Since you might not have heard of R.O.B., you can probably guess it didn’t work out very well. In fact, the whole thing tanked in two years and resulted in only two games.
Continue reading “Retro Gadgets: Nintendo R.O.B Wanted To Be Your Friend”
There was a time when one of the perks of having a ham radio in your car (or on your belt) was you could make phone calls using a “phone patch.” In the 1970s, calling someone from inside your parked car turned heads. Now, of course, it is an everyday occurrence thanks to cell phones. But in 1977, cell phones were nowhere to be found. Joseph Sugarman, the well-known founder of JS&A, saw a need and wanted to fill it. So he offered the “PocketCom CB” which was billed as the “world’s smallest citizens band transceiver.” You can see the full-page ad from 1977 below.
Remember that this is from an era when ICs that could operate at 30 MHz were not the norm, so you have to temper your expectations. The little unit was 5.5 in by 1.5 in and less than an inch thick. That’s actually not bad, but you had — optimistically — 100 mW of output power. They claimed the N cell batteries would last two weeks with average use, but we imagine a lot less as soon as you start transmitting. The weight was 5 oz, but we suspect that is without the batteries.
Continue reading “Retro Gadgets: The CB Cell Phone”
In the 1970s, 8-track audio players were very popular, especially in cars. For a couple of bucks, you could have the latest album, and you didn’t have to flip the tape in the middle of a drive like you did with a cassette. We’ve seen plenty of 8-tracks and most of us a certain age have even owned a few players.
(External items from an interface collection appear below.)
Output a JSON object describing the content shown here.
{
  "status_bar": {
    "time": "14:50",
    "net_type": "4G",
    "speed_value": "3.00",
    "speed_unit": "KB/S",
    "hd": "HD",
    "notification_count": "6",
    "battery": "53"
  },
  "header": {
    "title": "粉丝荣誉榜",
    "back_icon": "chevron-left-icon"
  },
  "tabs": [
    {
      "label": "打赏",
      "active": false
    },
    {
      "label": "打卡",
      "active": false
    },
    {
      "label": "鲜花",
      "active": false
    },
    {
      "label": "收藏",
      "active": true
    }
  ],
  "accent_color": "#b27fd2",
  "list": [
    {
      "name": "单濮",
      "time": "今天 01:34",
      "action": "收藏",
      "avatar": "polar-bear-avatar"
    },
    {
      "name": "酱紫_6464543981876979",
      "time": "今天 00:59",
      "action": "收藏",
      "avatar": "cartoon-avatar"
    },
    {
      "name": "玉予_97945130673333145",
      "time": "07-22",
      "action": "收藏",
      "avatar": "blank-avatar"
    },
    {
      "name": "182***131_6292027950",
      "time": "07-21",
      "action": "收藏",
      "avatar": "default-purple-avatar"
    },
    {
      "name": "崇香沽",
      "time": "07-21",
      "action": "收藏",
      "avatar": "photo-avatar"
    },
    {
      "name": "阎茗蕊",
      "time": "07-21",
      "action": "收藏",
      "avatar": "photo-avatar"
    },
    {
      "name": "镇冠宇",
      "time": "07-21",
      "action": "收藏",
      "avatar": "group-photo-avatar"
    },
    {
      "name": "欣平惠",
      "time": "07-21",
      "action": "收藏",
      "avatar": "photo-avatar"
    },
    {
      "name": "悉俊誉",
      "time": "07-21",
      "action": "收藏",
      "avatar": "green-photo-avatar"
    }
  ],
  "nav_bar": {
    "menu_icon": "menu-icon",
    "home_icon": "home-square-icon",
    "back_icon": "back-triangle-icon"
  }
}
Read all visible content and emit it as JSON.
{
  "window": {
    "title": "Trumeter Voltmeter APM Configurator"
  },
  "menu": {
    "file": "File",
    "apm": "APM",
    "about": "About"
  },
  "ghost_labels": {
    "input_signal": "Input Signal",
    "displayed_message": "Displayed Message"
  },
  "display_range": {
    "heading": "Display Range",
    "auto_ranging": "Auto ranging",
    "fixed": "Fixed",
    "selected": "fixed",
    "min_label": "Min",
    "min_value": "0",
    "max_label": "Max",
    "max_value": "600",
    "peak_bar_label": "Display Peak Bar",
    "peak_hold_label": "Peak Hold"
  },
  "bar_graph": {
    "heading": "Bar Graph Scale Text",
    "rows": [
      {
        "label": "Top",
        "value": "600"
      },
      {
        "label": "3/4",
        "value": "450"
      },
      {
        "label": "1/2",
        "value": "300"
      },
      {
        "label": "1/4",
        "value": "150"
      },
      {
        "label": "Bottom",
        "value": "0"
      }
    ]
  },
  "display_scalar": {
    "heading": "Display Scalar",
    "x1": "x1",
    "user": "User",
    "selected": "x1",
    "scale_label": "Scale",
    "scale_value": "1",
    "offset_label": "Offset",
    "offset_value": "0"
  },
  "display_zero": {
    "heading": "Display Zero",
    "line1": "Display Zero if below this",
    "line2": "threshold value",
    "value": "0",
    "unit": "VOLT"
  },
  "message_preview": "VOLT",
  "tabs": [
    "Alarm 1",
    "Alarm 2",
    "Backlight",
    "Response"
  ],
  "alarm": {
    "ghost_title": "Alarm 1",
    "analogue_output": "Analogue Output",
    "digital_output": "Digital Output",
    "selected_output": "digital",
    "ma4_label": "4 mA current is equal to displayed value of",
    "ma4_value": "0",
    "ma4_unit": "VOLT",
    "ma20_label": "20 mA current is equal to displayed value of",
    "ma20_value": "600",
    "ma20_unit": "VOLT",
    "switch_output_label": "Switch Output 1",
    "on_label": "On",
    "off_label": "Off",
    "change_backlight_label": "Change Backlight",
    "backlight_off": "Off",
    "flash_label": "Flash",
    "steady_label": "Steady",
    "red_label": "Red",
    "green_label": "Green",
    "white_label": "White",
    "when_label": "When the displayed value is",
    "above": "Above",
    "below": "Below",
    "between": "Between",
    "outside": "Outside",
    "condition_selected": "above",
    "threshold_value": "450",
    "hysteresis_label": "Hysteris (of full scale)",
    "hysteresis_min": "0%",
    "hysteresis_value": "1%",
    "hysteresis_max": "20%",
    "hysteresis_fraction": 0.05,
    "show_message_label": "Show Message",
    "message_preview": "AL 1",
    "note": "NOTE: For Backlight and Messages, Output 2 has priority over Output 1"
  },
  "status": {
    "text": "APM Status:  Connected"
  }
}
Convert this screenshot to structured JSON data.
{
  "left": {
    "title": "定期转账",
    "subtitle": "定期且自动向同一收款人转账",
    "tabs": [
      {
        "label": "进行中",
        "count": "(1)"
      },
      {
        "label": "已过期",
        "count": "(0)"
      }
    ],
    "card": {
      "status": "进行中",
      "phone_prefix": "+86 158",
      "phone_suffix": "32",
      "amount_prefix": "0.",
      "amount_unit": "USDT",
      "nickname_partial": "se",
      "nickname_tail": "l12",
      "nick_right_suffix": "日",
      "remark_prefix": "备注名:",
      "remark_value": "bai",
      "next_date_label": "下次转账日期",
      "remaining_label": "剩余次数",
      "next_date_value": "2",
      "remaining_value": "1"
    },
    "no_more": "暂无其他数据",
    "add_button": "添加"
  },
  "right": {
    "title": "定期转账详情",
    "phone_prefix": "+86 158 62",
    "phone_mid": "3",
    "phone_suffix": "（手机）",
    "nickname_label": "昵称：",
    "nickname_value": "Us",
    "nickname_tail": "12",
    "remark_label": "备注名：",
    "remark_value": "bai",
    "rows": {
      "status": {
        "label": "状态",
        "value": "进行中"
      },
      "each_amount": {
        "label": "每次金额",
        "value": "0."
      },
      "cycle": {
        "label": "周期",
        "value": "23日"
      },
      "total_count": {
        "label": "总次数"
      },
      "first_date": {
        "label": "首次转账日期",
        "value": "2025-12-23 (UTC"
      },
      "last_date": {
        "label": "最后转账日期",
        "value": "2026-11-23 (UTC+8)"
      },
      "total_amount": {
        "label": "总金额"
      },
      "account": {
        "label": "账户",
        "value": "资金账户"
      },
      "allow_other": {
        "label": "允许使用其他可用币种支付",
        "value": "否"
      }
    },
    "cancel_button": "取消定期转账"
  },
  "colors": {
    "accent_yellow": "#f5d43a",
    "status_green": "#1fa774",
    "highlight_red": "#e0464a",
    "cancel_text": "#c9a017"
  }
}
But we couldn’t find anyone who would admit to owning the Bearcat 8 Track Scanner, as seen in the 1979 Popular Electronics ad below.
Continue reading “Retro Gadgets: Tired Of The Beatles On 8 Track? Try The Police”